That the special tribunal formed to deal with stock market-related cases has been sitting idle for nearly three years would surely surprise many.
With stories galore involving irregularities and manipulation in the capital market,it sounds quite abnormal that none has approached the tribunal, even with a single complaint during the last 35 months. There must be a few gaps that have kept the tribunal more or less non-functional.
The government established the special tribunal in 2012 as the relevant stakeholders wanted it for a smooth and expeditious trial of stock market-related cases. The creation of the tribunal was necessary since the normal courts remain preoccupied with other cases and they do not find time to deal with stock market-related cases. Besides, specialisation is necessary to handle equity-related cases. However, the government dragged its feet over making the tribunal operational through the appointment of the judge and relevant officials. In the middle part of 2015, the tribunal heard its first case.

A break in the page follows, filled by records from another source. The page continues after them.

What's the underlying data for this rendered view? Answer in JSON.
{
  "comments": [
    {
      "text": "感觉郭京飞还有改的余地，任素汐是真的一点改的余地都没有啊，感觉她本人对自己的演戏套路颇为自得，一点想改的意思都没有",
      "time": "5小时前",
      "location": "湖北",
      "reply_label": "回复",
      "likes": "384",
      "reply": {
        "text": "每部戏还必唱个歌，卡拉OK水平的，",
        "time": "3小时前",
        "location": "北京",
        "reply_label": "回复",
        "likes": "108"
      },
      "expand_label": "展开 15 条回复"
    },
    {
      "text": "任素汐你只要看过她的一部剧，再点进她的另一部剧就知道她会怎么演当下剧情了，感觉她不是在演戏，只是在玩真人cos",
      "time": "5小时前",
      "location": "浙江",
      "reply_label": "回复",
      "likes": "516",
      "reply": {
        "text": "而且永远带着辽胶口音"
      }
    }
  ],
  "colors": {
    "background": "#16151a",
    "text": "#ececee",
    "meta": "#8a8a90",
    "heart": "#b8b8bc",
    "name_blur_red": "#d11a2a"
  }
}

As mentioned in a report published in this paper on Friday last, the tribunal handled a few cases since its formation until now. Most of the cases were about the 1996 share market scam. But the high court stayed nearly half of those cases. The securities regulator remains to be the key provider of cases to the special tribunal. That is the area where the problem lies. The Bangladesh Securities and Exchange Commission (BSEC) needs to transfer enough cases to the tribunal to justify the latter's existence.

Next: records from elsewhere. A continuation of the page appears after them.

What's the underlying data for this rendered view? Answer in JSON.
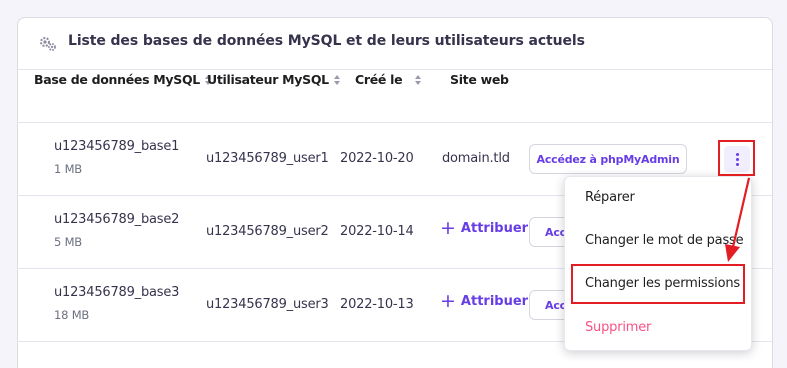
{
  "card": {
    "title": "Liste des bases de données MySQL et de leurs utilisateurs actuels"
  },
  "table": {
    "headers": [
      "Base de données MySQL",
      "Utilisateur MySQL",
      "Créé le",
      "Site web"
    ],
    "rows": [
      {
        "database": "u123456789_base1",
        "size": "1 MB",
        "user": "u123456789_user1",
        "created": "2022-10-20",
        "website": "domain.tld",
        "action": "Accédez à phpMyAdmin"
      },
      {
        "database": "u123456789_base2",
        "size": "5 MB",
        "user": "u123456789_user2",
        "created": "2022-10-14",
        "website": "Attribuer",
        "action": "Acc"
      },
      {
        "database": "u123456789_base3",
        "size": "18 MB",
        "user": "u123456789_user3",
        "created": "2022-10-13",
        "website": "Attribuer",
        "action": "Acc"
      }
    ]
  },
  "icons": {
    "header": "gears-icon",
    "menu_trigger": "kebab-vertical-icon",
    "attribute": "plus-icon"
  },
  "menu": {
    "items": [
      "Réparer",
      "Changer le mot de passe",
      "Changer les permissions",
      "Supprimer"
    ]
  },
  "colors": {
    "accent": "#673de6",
    "danger": "#fc5185",
    "highlight": "#e21d24",
    "text": "#1d1e20",
    "border": "#e4e4ec"
  }
}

Looking at the situation prevailing now, one has reasons to believe that the jurisdiction of the tribunal has been kept very narrow. For instance, it does not enjoy the authority to deal with certificate cases. The BSEC files a good number of such cases with the lower courts. Any aggrieved investor does also enjoy the right to file cases against an errant listed company or brokerage house or relevant others.
If not that big, the government is spending some amount of public money every month on paying salaries to the functionaries, paying office rent and meeting other expenses for the tribunal. Not only is the taxpayers' money involved here but also an important area of concern remains virtually unaddressed. When other courts are overwhelmed with cases, apparently the special tribunal has no work.

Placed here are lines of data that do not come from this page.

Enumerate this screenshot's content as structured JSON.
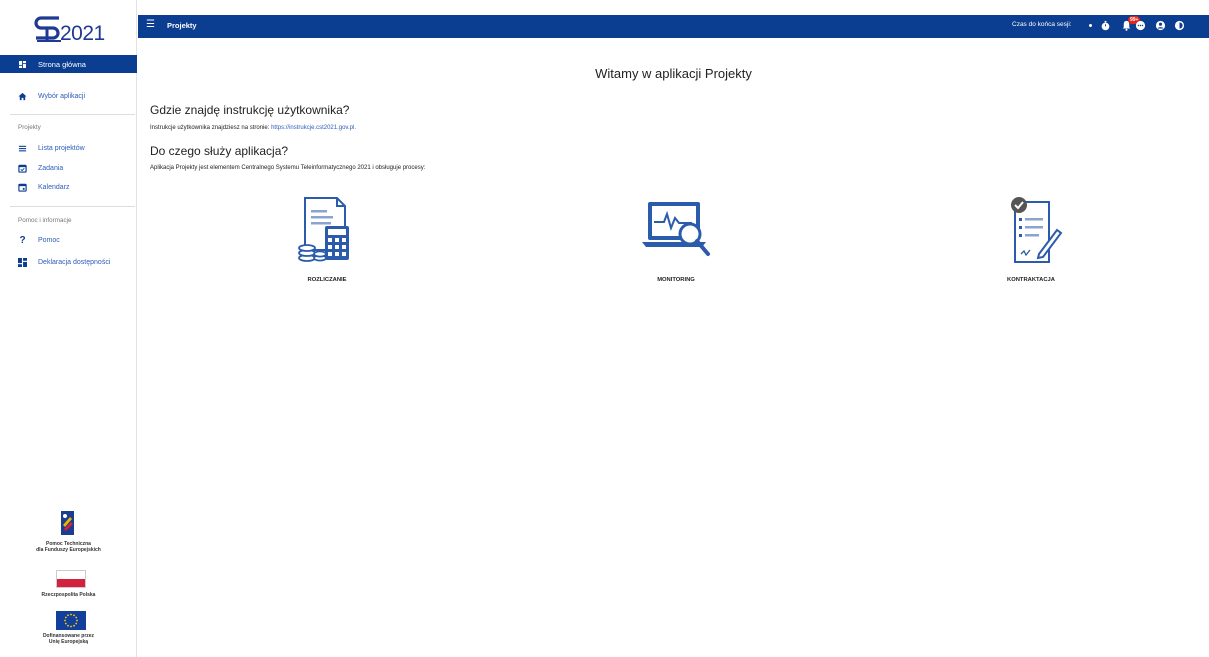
{
  "logo": {
    "year": "2021"
  },
  "sidebar": {
    "home_label": "Strona główna",
    "items": [
      {
        "label": "Wybór aplikacji",
        "icon": "home-icon"
      }
    ],
    "section_projects": "Projekty",
    "project_items": [
      {
        "label": "Lista projektów",
        "icon": "list-icon"
      },
      {
        "label": "Zadania",
        "icon": "tasks-icon"
      },
      {
        "label": "Kalendarz",
        "icon": "calendar-icon"
      }
    ],
    "section_help": "Pomoc i informacje",
    "help_items": [
      {
        "label": "Pomoc",
        "icon": "help-icon"
      },
      {
        "label": "Deklaracja dostępności",
        "icon": "accessibility-icon"
      }
    ],
    "funding": {
      "fe_line1": "Pomoc Techniczna",
      "fe_line2": "dla Funduszy Europejskich",
      "pl_label": "Rzeczpospolita Polska",
      "eu_line1": "Dofinansowane przez",
      "eu_line2": "Unię Europejską"
    }
  },
  "topbar": {
    "title": "Projekty",
    "session_label": "Czas do końca sesji:",
    "notification_badge": "99+"
  },
  "main": {
    "welcome": "Witamy w aplikacji Projekty",
    "q1": "Gdzie znajdę instrukcję użytkownika?",
    "q1_text": "Instrukcje użytkownika znajdziesz na stronie:",
    "q1_link": "https://instrukcje.cst2021.gov.pl.",
    "q2": "Do czego służy aplikacja?",
    "q2_text": "Aplikacja Projekty jest elementem Centralnego Systemu Teleinformatycznego 2021 i obsługuje procesy:",
    "processes": [
      {
        "label": "ROZLICZANIE",
        "icon": "settlement-icon"
      },
      {
        "label": "MONITORING",
        "icon": "monitoring-icon"
      },
      {
        "label": "KONTRAKTACJA",
        "icon": "contracting-icon"
      }
    ]
  },
  "colors": {
    "primary": "#0b3d91",
    "link": "#2e5cb8",
    "badge": "#e0271c",
    "pl_red": "#d4213d",
    "eu_blue": "#123f9c"
  }
}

Opting for litigation is not advisable. But a genuinely aggrieved person/organisation should be able to take recourse to legal measures. Bangladesh stock market is one place where manipulations are believed to be rampant. Manipulators, big and small, have always played their part in misguiding investors in the matters of prices of shares and company financials.
Lately, there have been measures to rein in manipulative activities. Yet manipulators are still very much active. So, the system of seeking legal redress concerning stock market issues needs to be strong and handy. Everybody expects the BSEC to play its part in ensuring that.